I think the Beach Boys summed up the trip from Vanuatu to The Solomon Islands when they sang: "This is the worst trip, I've ever been on." We ripped the headsail on the first day when the fierce winds and waves rounded the boat into the maelstrom. It turned us around and flogged the hell out of the genoa. Ok. No problem. I rolled it away and committed ourselves to sailing 400+ miles with only a main sail. The sea conditions were appalling. We had regular squalls of 40 knot winds, torrential rains which brought zero visibility, huge breaking waves, and a new leak at the rudder. Suzi's crying jag started as soon as we left the protected waters of Luganville. She was quickly reduced to a sobbing mass. She was inconsolable and incomprehensible. Something snapped, and she would tell you the same thing. She just lost her nerve. I don't know how else to describe it. She went from asset to liability in the first few hours. And this is the same girl that lived through the 5 day nightmare that was our sail to Palmerston from a year before. This is the same Suzi that sailed to New Zealand with me. It just doesn't make any sense. But we're working on it. If you feel moved to do so, give her your support @ email@example.com. Although she's doing better, she could really use a pep talk.
Then I noticed a new leak at the rudder and wondered when it was going to fall off, or when the autopilot was going to quit with all the new noises it was making. We were at such an angle of heel that we couldn't pump out the overflowing toilet. We were scared, and exhausted, and unable to eat - for 4 days. Sometimes this trip just sucks.
I'm telling you, sleep deprivation while under life threatening conditions will make you dig deep. It's as if sleep and the sea are good friends because they are both trying to kill you. Like cohorts in an attempted crime. Just one little doze could be a critical mistake, but it's so tempting when you're that exhausted. It's a frightful realization when you catch yourself talking out loud to calm your panic. I'm an atheist who repeatedly mumbled "Please, no more" when the next squall line marched in from the rear. At 05:00 I could hear myself talk through the final hour of darkness with the words: "Just let the sun come up, please let the sun rise. I'll feel better when the sun comes up." Who was I talking to? Me. That inner me, the one deep inside that is all you have left to rely on when you are drained to your core. Look - some of you who read this are long haul blue water sailors, but most of you have no idea what it can be like out there. And this trip was a total anomaly, even for me. Not only did I have the seas and the wind to contend with, but I had my broken Suzi to assuage as well.

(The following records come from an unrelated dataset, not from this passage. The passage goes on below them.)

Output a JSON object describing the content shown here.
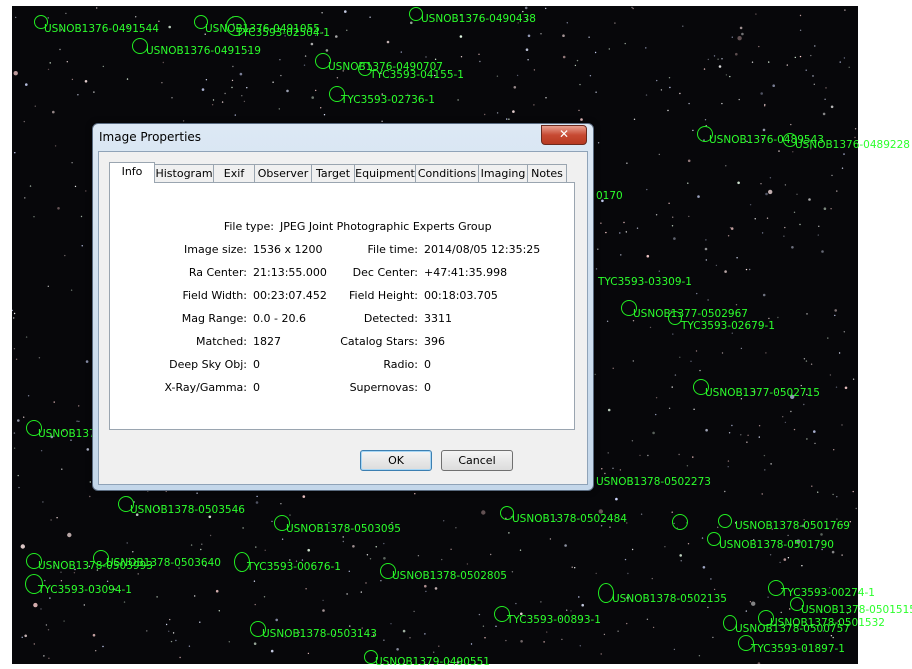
{
  "dialog": {
    "title": "Image Properties",
    "close_label": "✕",
    "tabs": [
      "Info",
      "Histogram",
      "Exif",
      "Observer",
      "Target",
      "Equipment",
      "Conditions",
      "Imaging",
      "Notes"
    ],
    "active_tab": "Info",
    "file_type_label": "File type:",
    "file_type_value": "JPEG Joint Photographic Experts Group",
    "rows": [
      {
        "k1": "Image size:",
        "v1": "1536 x 1200",
        "k2": "File time:",
        "v2": "2014/08/05 12:35:25"
      },
      {
        "k1": "Ra Center:",
        "v1": "21:13:55.000",
        "k2": "Dec Center:",
        "v2": "+47:41:35.998"
      },
      {
        "k1": "Field Width:",
        "v1": "00:23:07.452",
        "k2": "Field Height:",
        "v2": "00:18:03.705"
      },
      {
        "k1": "Mag Range:",
        "v1": "0.0 - 20.6",
        "k2": "Detected:",
        "v2": "3311"
      },
      {
        "k1": "Matched:",
        "v1": "1827",
        "k2": "Catalog Stars:",
        "v2": "396"
      },
      {
        "k1": "Deep Sky Obj:",
        "v1": "0",
        "k2": "Radio:",
        "v2": "0"
      },
      {
        "k1": "X-Ray/Gamma:",
        "v1": "0",
        "k2": "Supernovas:",
        "v2": "0"
      }
    ],
    "ok_label": "OK",
    "cancel_label": "Cancel"
  },
  "star_labels": [
    "USNOB1376-0491544",
    "USNOB1376-0491055",
    "TYC3593-02504-1",
    "USNOB1376-0490438",
    "USNOB1376-0491519",
    "USNOB1376-0490707",
    "TYC3593-04155-1",
    "TYC3593-02736-1",
    "USNOB1376-0489543",
    "USNOB1376-0489228",
    "USNOB1377-0502967",
    "TYC3593-02679-1",
    "USNOB1377-0502715",
    "USNOB1378-0503546",
    "USNOB1378-0503095",
    "USNOB1378-0502484",
    "USNOB1378-0502273",
    "USNOB1378-0501769",
    "USNOB1378-0501790",
    "USNOB1378-0503640",
    "USNOB1378-0503993",
    "TYC3593-00676-1",
    "USNOB1378-0502805",
    "TYC3593-03094-1",
    "USNOB1378-0502135",
    "TYC3593-00274-1",
    "USNOB1378-0501515",
    "TYC3593-00893-1",
    "USNOB1378-0501532",
    "USNOB1378-0503143",
    "TYC3593-01897-1",
    "USNOB1379-0490551",
    "USNOB1378-0500757",
    "USNOB137",
    "TYC3593-03309-1",
    "0170"
  ]
}
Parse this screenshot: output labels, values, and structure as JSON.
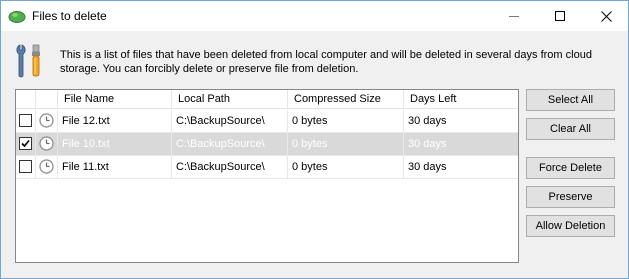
{
  "window": {
    "title": "Files to delete"
  },
  "info": {
    "text": "This is a list of files that have been deleted from local computer and will be deleted in several days from cloud storage. You can forcibly delete or preserve file from deletion."
  },
  "table": {
    "columns": [
      "File Name",
      "Local Path",
      "Compressed Size",
      "Days Left"
    ],
    "rows": [
      {
        "checked": false,
        "selected": false,
        "name": "File 12.txt",
        "path": "C:\\BackupSource\\",
        "size": "0 bytes",
        "days": "30 days"
      },
      {
        "checked": true,
        "selected": true,
        "name": "File 10.txt",
        "path": "C:\\BackupSource\\",
        "size": "0 bytes",
        "days": "30 days"
      },
      {
        "checked": false,
        "selected": false,
        "name": "File 11.txt",
        "path": "C:\\BackupSource\\",
        "size": "0 bytes",
        "days": "30 days"
      }
    ]
  },
  "buttons": {
    "select_all": "Select All",
    "clear_all": "Clear All",
    "force_delete": "Force Delete",
    "preserve": "Preserve",
    "allow_deletion": "Allow Deletion"
  },
  "colors": {
    "window_border": "#6fa8d8",
    "selected_row": "#d9d9d9",
    "dialog_bg": "#f0f0f0"
  }
}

How can I possibly explain in terms that you can relate to, what this experience was like? It begins with the knowledge that you are completely on your own. Sure, you can set off the EPIRB and if you are still afloat when the helicopter shows up (if it shows up, and in time), you can get airlifted off (maybe), but short of giving up your boat, there is no one who can save you. There isn't even anyone who can help you. You have to fix every problem on your own using only the tools and materials you have on board. And you have to do it at a 35 degree angle that alters every 45 seconds. Are you a surfer? Can you try to comprehend what it is to surf a 41 foot 20,000 lb boat down a 20 foot wave: It's exciting right up until the point she gains so much speed that she turns into the trough like she's going cut back and hit the lip. Then the wave catches us on the stern quarter, spins us out, turns us wildly onto our beam and rockets us up as the white water explodes all around us. Nah - that isn't going to convey it. You need to live it. And you need to understand that all of this is happening at night, 100s of miles from land, in pouring rain with more wind noise then your nerves can handle.
In summary: The Sea was throwing everything it had in the hopes of killing us, my boat was disintegrating, my girlfriend was losing her mind and had turned against me, and I had to find a way to pull a rabbit out of a hat. It took every bit of everything I had to get thru it. I'm equal to the challenge. I just hope I've passed the test and there will be no follow up exams anytime soon.
We made a "mechanical emergency stop" in Kira Kira which is 140 miles short of the check in port of Honiara (which is where we are now, safe and sound). We just needed to sleep, check our leaks, get a real meal, and swap head sails. It was the worst anchorage I've ever been in and we stayed for 3 days. Under normal conditions I wouldn't have spent a single night there. That's how spent we were.
It ain't easy being free, but things are now looking up.
Next email: Betelnut, Guadalcanal, and a Japanese Bayonet
"It seems to be a law of nature, inflexible and inexorable, that those who will not risk cannot win.
- John Paul Jones -